Now watch the entrancing video to see stunning landscapes and hear beautiful music. Sublime. Inspired. Uplifting.
If you love what you saw and heard, and live in Tasmania, then book into a concert. You can book directly with the TSO by phoning the box office on 1800 001 190.
From time to time I link this blog to the wonderful online magazine Tasmanian Geographic.The latest issue has lifted my spirits and I expect you will find it extremely inspirational.
The area around Cradle Mountain is an icon destination location on Tasmania’s tourist trail. It is actively promoted as one of the places around our state where lush native mountain vegetation provides an environment for wild animals such as possums, wallabies and wombats to live and be seen going about their business.
Near the base of Cradle Mountain is the northern starting point for those taking the renowned Overland Track southwards to Lake St Clair, normally a six day walk. I have walked that track, and pottered around the Cradle Mountain area but I have never climbed Cradle Mountain itself. Now, with this latest magazine issue and a detailed video I realise I must return. The article is here and, within, is the link to a You Tube video. Please be sure to click on the full screen view to ‘take you’ to that landscape; the drama of the music adds to the majesty of the place.
As usual there is much more in the latest issue of Tasmanian Geographic, a volunteer run magazine. I urge you to read more of the pictorial stories and perhaps subscribe – or maybe you have a Tassie story to tell which might get published within.
Always my volunteering experience at the Royal Tasmanian Botanical Gardens (RTBG) provides learning opportunities and so it was last Thursday. I have never grown eggplants (Solanum melongena) nor looked at young plants so it was instructive to see and feel these.

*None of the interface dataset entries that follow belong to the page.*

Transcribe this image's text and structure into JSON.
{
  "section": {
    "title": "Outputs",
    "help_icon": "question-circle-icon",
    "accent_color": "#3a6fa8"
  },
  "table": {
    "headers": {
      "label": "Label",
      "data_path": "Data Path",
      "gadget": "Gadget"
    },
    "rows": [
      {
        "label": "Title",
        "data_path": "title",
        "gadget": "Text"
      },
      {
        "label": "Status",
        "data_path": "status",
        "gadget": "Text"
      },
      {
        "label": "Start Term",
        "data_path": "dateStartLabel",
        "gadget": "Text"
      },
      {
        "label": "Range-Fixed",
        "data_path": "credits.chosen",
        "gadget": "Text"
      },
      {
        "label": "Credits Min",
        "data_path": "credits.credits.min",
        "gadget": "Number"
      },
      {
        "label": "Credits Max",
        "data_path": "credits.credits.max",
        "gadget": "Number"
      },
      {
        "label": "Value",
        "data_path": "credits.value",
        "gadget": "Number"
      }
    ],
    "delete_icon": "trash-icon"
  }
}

I was surprised at their robustness. The stems were very firm and the leaves were strong. The size of the plants was also of interest – not the tinier specimens of other vegetables that were usually planted. Not everyone knows or eats eggplants.
If these vegetables are unfamiliar, I urge you to try one. In some countries this plant is known as an aubergine or a brinjal. The plump purple fruit, technically a berry, can be cooked into many different types of meals or as the common party dip ‘baba ghanoush’. But please note that the tubers, stems and leaves are toxic and should never be eaten: eggplants are part of the nightshade family which includes tomatoes and potatoes. Nevertheless the fruit is full of benefits about which you can read here. If you don’t have a recipe, browse here and here for a few ideas.

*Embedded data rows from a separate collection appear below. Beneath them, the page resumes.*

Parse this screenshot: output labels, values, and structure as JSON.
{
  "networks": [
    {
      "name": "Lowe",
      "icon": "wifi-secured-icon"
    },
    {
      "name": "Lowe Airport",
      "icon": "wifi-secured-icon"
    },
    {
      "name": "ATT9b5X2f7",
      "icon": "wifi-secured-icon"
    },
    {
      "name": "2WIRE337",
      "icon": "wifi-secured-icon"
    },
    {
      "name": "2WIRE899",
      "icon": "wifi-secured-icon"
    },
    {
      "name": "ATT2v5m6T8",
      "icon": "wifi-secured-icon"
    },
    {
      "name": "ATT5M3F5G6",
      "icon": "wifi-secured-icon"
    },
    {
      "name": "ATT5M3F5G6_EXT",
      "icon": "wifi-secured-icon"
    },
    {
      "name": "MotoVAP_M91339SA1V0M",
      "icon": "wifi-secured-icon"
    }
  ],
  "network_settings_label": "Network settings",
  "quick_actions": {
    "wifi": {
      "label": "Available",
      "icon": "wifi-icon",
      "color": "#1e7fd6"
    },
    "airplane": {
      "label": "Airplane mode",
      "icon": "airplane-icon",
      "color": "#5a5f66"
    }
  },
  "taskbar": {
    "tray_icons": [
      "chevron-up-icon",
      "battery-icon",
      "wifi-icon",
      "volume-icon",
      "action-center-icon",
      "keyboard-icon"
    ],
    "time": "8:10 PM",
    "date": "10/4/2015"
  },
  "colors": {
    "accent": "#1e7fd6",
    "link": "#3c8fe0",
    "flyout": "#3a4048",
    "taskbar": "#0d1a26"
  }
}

If you want to know how to grow these delectable veggies then read more here. In 2018 Gardening Australia produced a video which you can view here. In the RTBG Food Garden, an area which should not get much wind was cleared, fertilised and mulched and then the plants were dug in, before being watered. Around late February/early March next year we expect to harvest a wonderful crop.
Elsewhere in the Food Garden, on an increasingly hot day, basil was planted, straggling banana fronds were removed, soya beans were replanted, and we tackled more weeding in the tea ‘forest’ and across a number of other garden beds and patches.
The Food Garden is looking simply splendid and an increasing number of mainland visitors are making their way to Tasmania and then to the Gardens for an enchanting walk that passes all manner of wonderful healthy plants.